Roseman, however, came under a lot of heat after two consecutive horrible drafts in 2010 and 2011.  2011 might have been the worst draft any team has had in recent years.  Only one good prospect came out of the eleven picks the Eagles had that year: Eagles center Jason Kelce.  Sure Kelce is one of the best, most athletic centers in the game, but a sixth round center should never ever be the best player in your draft.

The 2012 draft class, however, did make up for that a bit.  But one good draft in five years does not warrant Roseman keeping those responsibilities.  Kelly should have the ultimate say in players who he thinks will fit his offensive scheme well.

However, Kelly in charge worries me for two reasons: he may not focus on defense in the draft and he has shown an affinity to drafting Oregon players.  Kelly may be more focused on trying to build his offense the way he wants it than trying to improve a wretched secondary.  The only part of the defense that has both talent and depth is the defensive line.  Our linebacking corps has talent but no depth and our secondary lacks talent altogether, with the exception of Eagles slot corner Brandon Boykin and Eagles safety Malcolm Jenkins.

Kelly’s affinity for Oregon players is also a cause for concern.  Last year, Kelly drafted former Oregon wide receiver Josh Huff in the third round, well before the “experts” expected him to go off the board.  He also drafted former Oregon defensive end Taylor Hart in the fifth round.  Obviously neither of those picks went toward fixing our wretched secondary and there were better options on the board for both positions.

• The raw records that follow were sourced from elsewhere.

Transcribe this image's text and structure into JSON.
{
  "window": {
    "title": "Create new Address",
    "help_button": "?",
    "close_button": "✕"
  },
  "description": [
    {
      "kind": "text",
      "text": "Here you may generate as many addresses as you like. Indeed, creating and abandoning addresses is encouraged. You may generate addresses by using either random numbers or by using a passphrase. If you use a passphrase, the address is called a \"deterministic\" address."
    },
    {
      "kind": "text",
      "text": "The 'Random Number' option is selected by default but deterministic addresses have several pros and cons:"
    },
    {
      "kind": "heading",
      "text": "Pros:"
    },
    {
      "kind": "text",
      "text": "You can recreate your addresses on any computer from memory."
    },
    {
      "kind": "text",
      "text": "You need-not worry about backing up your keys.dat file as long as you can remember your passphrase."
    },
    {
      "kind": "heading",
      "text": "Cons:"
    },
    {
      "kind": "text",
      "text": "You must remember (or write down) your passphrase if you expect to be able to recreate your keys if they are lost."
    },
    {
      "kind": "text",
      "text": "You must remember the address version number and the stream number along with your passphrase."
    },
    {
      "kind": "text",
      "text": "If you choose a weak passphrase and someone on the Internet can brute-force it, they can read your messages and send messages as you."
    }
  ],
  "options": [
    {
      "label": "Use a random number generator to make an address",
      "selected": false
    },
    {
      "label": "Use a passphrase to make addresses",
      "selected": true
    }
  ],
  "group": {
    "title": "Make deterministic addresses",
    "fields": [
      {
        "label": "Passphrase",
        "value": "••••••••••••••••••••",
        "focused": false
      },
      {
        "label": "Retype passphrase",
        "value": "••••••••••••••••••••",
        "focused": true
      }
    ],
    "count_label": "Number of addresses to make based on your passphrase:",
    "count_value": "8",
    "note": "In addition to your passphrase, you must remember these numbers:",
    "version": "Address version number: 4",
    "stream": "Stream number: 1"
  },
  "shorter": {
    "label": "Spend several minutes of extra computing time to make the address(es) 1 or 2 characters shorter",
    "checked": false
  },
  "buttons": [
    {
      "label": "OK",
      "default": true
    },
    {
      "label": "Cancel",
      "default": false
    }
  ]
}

Even looking at the same positions, there were better options on the board.  For instance, 32 picks after Huff was taken, Pittsburgh took Clemson wide receiver Martavis Bryant, who is bigger than Huff and has been more productive in less games than Huff has.  Nine picks after the Eagles took Hart off the boards, the 49ers drafted defensive end Aaron Lynch, who has been a very good pass-rusher this year.  Hart hasn’t played much, if at all.

Kelly needs to stop favoring his former players if he actually wants to make this team good.  Hart hasn’t contributed. Huff has impacted more games negatively than positively.  All of the defensive players drafted  in the Kelly era, with the exception of 2013 3rd round pick Bennie Logan and 2014 7th round pick Beau Allen, have been nonfactors so far.

If Kelly is going to make this team better, he’s going to have to stop favoring his former Oregon players and get better defensive scouts.  As of right now, I think he should focus more on coaching and less on personnel, but that’s Lurie’s call and not mine.

Fly Eagles Fly.